▶ **What the exercise asks**
Print the listing in full, exactly as it stands.

(Extracted information Opens)

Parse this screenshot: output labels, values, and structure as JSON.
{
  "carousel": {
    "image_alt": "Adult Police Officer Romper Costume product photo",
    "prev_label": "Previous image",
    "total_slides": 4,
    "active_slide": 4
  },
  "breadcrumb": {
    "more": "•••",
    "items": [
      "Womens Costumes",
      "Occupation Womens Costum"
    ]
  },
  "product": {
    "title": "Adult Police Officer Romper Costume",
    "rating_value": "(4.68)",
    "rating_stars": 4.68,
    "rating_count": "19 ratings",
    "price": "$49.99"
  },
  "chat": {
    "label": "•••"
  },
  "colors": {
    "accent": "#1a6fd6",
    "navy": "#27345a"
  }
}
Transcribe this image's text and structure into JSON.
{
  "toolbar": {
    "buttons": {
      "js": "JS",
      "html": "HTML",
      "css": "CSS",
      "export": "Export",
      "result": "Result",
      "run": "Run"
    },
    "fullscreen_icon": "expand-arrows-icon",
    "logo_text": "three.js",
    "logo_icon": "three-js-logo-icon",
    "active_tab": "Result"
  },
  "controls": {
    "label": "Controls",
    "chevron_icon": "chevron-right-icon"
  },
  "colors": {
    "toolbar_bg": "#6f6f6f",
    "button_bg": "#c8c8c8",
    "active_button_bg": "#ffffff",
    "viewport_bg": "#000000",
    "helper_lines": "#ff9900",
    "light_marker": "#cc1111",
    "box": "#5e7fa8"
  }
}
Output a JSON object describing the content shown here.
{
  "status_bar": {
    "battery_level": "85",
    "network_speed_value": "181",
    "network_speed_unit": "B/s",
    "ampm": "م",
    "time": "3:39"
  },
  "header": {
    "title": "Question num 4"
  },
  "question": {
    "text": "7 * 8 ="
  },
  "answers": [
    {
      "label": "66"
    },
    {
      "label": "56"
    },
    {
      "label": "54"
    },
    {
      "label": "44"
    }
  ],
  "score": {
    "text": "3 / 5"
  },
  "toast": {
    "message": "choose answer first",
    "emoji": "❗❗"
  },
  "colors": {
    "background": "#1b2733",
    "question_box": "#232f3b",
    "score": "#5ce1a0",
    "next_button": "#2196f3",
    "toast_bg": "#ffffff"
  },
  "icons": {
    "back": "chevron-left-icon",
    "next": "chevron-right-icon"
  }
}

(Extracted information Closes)

▶ **Result for this exercise**
Parse this screenshot: output labels, values, and structure as JSON.
{
  "carousel": {
    "image_alt": "Adult Police Officer Romper Costume product photo",
    "prev_label": "Previous image",
    "total_slides": 4,
    "active_slide": 4
  },
  "breadcrumb": {
    "more": "•••",
    "items": [
      "Womens Costumes",
      "Occupation Womens Costum"
    ]
  },
  "product": {
    "title": "Adult Police Officer Romper Costume",
    "rating_value": "(4.68)",
    "rating_stars": 4.68,
    "rating_count": "19 ratings",
    "price": "$49.99"
  },
  "chat": {
    "label": "•••"
  },
  "colors": {
    "accent": "#1a6fd6",
    "navy": "#27345a"
  }
}
Transcribe this image's text and structure into JSON.
{
  "toolbar": {
    "buttons": {
      "js": "JS",
      "html": "HTML",
      "css": "CSS",
      "export": "Export",
      "result": "Result",
      "run": "Run"
    },
    "fullscreen_icon": "expand-arrows-icon",
    "logo_text": "three.js",
    "logo_icon": "three-js-logo-icon",
    "active_tab": "Result"
  },
  "controls": {
    "label": "Controls",
    "chevron_icon": "chevron-right-icon"
  },
  "colors": {
    "toolbar_bg": "#6f6f6f",
    "button_bg": "#c8c8c8",
    "active_button_bg": "#ffffff",
    "viewport_bg": "#000000",
    "helper_lines": "#ff9900",
    "light_marker": "#cc1111",
    "box": "#5e7fa8"
  }
}
Output a JSON object describing the content shown here.
{
  "status_bar": {
    "battery_level": "85",
    "network_speed_value": "181",
    "network_speed_unit": "B/s",
    "ampm": "م",
    "time": "3:39"
  },
  "header": {
    "title": "Question num 4"
  },
  "question": {
    "text": "7 * 8 ="
  },
  "answers": [
    {
      "label": "66"
    },
    {
      "label": "56"
    },
    {
      "label": "54"
    },
    {
      "label": "44"
    }
  ],
  "score": {
    "text": "3 / 5"
  },
  "toast": {
    "message": "choose answer first",
    "emoji": "❗❗"
  },
  "colors": {
    "background": "#1b2733",
    "question_box": "#232f3b",
    "score": "#5ce1a0",
    "next_button": "#2196f3",
    "toast_bg": "#ffffff"
  },
  "icons": {
    "back": "chevron-left-icon",
    "next": "chevron-right-icon"
  }
}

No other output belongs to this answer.